I checked out for him the IAU website and the status of IAU members. It seems that the majority of universities in the world fit the profile and, if they would like to join, they would simply send in an application form, pay the fee and wait for approval. It sounds simpler than getting a job at the UNJ.
Some UN system institutions get their reference checks from the WHED, others from the IAU`s International Handbook of Universities. What happens if your university isn`t in one of these? Does that mean that the UN doesn’t take your application into consideration because your diploma is worthless for them? It remains to be seen as Greg`s application goes further.
A quick Google search (check out this Wikipedia page) will show a few hundred recognized higher education accreditation organizations worldwide. If the UN takes one into account, a company takes another and the government another, does this mean that you should start your career planning earlier than you would have wanted?
Because, if you are thinking of a career in the FAO for example, you shouldn’t apply to a university of agricultural sciences before you check and make sure it is on the right list.
My advice: after you start your higher education studies, start checking your career options based on who recognizes your university. If you want to work somewhere else, get another degree from another university, like a Masters after your Bachelor.
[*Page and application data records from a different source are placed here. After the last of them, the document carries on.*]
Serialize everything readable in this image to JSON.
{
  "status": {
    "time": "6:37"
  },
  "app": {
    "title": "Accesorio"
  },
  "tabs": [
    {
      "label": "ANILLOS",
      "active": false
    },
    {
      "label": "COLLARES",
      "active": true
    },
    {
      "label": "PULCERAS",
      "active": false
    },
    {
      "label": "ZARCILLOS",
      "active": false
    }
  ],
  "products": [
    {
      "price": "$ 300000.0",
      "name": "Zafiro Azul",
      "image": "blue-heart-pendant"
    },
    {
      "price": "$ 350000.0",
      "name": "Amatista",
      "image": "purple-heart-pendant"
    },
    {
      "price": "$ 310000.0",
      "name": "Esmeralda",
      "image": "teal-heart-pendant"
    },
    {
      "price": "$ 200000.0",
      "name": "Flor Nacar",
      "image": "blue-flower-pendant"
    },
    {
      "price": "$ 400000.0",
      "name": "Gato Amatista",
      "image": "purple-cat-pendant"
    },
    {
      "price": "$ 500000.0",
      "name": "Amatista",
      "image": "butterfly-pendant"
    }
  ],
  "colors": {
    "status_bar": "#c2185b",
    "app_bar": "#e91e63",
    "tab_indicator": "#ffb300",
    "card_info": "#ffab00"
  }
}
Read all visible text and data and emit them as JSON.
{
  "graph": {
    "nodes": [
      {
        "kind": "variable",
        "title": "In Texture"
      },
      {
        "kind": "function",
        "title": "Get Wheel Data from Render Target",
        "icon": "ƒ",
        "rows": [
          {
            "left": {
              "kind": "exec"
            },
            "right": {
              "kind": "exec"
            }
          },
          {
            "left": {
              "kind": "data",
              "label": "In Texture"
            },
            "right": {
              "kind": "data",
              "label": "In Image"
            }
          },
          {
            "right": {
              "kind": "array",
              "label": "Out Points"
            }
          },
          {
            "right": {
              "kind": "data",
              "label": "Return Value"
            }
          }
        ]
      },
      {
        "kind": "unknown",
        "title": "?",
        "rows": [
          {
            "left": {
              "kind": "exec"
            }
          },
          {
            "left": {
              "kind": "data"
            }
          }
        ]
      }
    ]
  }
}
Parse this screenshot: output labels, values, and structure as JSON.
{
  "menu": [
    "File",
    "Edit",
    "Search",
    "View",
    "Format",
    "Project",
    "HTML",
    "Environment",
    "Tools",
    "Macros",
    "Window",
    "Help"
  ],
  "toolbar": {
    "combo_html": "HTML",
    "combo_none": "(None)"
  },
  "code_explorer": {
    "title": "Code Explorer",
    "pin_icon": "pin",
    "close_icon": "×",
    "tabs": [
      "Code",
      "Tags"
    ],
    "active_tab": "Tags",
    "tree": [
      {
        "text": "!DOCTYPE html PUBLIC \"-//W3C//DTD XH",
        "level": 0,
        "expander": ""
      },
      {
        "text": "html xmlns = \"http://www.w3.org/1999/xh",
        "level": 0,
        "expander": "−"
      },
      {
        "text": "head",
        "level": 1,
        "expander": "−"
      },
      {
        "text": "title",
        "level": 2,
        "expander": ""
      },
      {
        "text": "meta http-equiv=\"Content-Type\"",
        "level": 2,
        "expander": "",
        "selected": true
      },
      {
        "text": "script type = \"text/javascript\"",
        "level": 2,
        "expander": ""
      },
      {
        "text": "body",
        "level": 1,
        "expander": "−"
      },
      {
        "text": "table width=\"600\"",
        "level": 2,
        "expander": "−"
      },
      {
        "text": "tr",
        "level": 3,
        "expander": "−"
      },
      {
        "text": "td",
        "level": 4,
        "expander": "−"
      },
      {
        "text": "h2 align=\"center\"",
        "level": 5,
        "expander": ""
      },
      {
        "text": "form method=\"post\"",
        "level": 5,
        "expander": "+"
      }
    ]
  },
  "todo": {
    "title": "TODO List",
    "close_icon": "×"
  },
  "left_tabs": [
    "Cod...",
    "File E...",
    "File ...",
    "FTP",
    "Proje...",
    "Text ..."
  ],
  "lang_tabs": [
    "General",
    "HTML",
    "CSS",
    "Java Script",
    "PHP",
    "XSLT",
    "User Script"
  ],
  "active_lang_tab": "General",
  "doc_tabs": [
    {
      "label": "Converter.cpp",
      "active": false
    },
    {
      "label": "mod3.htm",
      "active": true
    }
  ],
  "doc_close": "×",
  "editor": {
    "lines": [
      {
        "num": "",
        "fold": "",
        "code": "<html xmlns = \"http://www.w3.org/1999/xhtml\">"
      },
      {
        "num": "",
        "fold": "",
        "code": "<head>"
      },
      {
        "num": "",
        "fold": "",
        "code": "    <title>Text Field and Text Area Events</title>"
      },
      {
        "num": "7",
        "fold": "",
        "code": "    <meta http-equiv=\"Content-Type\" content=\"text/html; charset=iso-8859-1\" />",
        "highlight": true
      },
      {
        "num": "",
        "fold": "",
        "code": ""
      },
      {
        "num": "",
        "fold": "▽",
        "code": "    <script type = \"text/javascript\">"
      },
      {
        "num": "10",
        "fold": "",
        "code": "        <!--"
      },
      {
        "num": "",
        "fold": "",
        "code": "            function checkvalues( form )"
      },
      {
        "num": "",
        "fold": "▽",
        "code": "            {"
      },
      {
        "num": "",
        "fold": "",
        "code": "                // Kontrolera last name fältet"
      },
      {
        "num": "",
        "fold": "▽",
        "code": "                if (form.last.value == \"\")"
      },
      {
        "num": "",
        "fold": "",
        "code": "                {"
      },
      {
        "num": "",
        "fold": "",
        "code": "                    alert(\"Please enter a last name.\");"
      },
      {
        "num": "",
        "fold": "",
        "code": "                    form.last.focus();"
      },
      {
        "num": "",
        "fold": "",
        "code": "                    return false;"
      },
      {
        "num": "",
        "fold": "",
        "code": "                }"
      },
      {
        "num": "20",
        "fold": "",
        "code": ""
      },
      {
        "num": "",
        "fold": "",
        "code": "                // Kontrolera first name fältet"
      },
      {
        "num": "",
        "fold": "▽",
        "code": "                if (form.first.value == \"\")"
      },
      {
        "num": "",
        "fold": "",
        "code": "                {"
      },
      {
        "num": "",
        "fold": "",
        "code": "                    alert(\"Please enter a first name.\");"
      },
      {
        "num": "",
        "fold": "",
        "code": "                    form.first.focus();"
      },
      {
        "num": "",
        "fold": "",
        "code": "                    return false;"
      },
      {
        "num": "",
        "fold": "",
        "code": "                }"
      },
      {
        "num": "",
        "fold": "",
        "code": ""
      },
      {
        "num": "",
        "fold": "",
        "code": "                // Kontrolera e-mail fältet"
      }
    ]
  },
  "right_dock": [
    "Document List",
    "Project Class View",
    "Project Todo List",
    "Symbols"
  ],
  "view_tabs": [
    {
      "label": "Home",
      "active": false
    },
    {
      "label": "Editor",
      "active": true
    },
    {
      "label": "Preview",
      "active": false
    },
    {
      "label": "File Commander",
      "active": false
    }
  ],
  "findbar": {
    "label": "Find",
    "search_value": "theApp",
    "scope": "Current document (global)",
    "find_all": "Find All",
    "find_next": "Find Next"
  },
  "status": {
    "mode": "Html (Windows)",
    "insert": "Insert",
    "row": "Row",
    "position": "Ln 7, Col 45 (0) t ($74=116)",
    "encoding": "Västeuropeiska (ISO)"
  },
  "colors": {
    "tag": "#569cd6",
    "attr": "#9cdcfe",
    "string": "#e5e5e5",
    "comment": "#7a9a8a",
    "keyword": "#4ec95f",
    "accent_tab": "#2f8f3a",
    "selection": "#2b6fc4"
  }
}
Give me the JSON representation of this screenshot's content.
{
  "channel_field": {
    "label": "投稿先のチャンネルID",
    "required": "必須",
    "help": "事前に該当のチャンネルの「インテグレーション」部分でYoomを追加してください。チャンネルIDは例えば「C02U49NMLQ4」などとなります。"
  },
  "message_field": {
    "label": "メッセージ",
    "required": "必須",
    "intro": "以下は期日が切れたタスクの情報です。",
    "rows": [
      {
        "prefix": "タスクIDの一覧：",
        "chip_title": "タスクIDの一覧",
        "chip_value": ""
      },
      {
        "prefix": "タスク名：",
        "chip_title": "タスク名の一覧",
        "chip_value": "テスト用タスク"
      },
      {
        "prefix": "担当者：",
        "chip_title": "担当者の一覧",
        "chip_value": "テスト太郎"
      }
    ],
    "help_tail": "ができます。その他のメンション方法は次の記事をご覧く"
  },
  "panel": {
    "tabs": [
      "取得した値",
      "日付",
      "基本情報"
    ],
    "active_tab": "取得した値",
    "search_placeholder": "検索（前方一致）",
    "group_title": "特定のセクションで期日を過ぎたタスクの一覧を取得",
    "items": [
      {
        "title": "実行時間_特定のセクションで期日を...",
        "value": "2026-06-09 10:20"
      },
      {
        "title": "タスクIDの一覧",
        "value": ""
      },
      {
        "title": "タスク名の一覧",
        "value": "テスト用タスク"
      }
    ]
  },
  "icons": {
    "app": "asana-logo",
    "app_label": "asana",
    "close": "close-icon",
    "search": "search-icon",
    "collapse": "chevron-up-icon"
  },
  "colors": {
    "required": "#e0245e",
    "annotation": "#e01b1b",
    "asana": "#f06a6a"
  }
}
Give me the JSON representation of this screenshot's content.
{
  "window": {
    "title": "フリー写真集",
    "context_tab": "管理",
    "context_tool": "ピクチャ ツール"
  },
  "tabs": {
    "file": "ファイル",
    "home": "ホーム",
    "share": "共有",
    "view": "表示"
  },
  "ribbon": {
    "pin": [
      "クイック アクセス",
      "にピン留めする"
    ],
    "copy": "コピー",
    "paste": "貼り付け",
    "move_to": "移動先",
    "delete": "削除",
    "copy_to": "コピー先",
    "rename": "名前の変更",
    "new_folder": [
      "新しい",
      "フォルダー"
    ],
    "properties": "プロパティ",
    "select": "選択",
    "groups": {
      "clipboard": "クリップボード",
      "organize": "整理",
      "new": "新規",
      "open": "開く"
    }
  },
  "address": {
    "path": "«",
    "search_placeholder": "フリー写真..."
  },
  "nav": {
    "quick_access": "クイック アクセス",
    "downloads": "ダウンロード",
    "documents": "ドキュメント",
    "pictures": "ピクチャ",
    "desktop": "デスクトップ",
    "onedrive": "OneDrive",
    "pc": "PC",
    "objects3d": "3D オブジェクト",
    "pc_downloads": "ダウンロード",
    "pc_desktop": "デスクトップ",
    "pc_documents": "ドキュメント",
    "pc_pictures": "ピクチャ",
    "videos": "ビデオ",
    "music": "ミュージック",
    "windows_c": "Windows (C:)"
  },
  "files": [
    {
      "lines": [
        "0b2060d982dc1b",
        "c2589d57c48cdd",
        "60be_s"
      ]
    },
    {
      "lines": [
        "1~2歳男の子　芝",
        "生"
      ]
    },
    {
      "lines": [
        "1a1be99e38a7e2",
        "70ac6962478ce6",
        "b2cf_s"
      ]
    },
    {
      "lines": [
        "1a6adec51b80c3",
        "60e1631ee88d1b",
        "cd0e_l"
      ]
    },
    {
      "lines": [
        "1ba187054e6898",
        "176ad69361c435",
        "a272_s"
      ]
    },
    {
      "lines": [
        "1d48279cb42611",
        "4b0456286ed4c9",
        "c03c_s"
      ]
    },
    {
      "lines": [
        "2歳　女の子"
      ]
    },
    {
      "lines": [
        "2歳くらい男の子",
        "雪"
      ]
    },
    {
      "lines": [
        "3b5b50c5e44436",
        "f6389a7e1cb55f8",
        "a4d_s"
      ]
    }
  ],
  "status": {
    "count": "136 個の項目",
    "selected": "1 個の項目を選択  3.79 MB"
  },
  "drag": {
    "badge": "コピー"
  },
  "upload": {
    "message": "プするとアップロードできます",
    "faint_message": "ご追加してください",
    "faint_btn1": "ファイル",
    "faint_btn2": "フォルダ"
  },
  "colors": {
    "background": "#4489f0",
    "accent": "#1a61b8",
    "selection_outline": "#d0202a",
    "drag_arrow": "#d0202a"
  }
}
I`ll keep in touch with Greg (obviously) and let you know if the IAU/UNESCO list is a “make or break” deal with the UN specialized agency where he applied. I`ll give you the name of the institution after the process is complete (security/privacy purposes).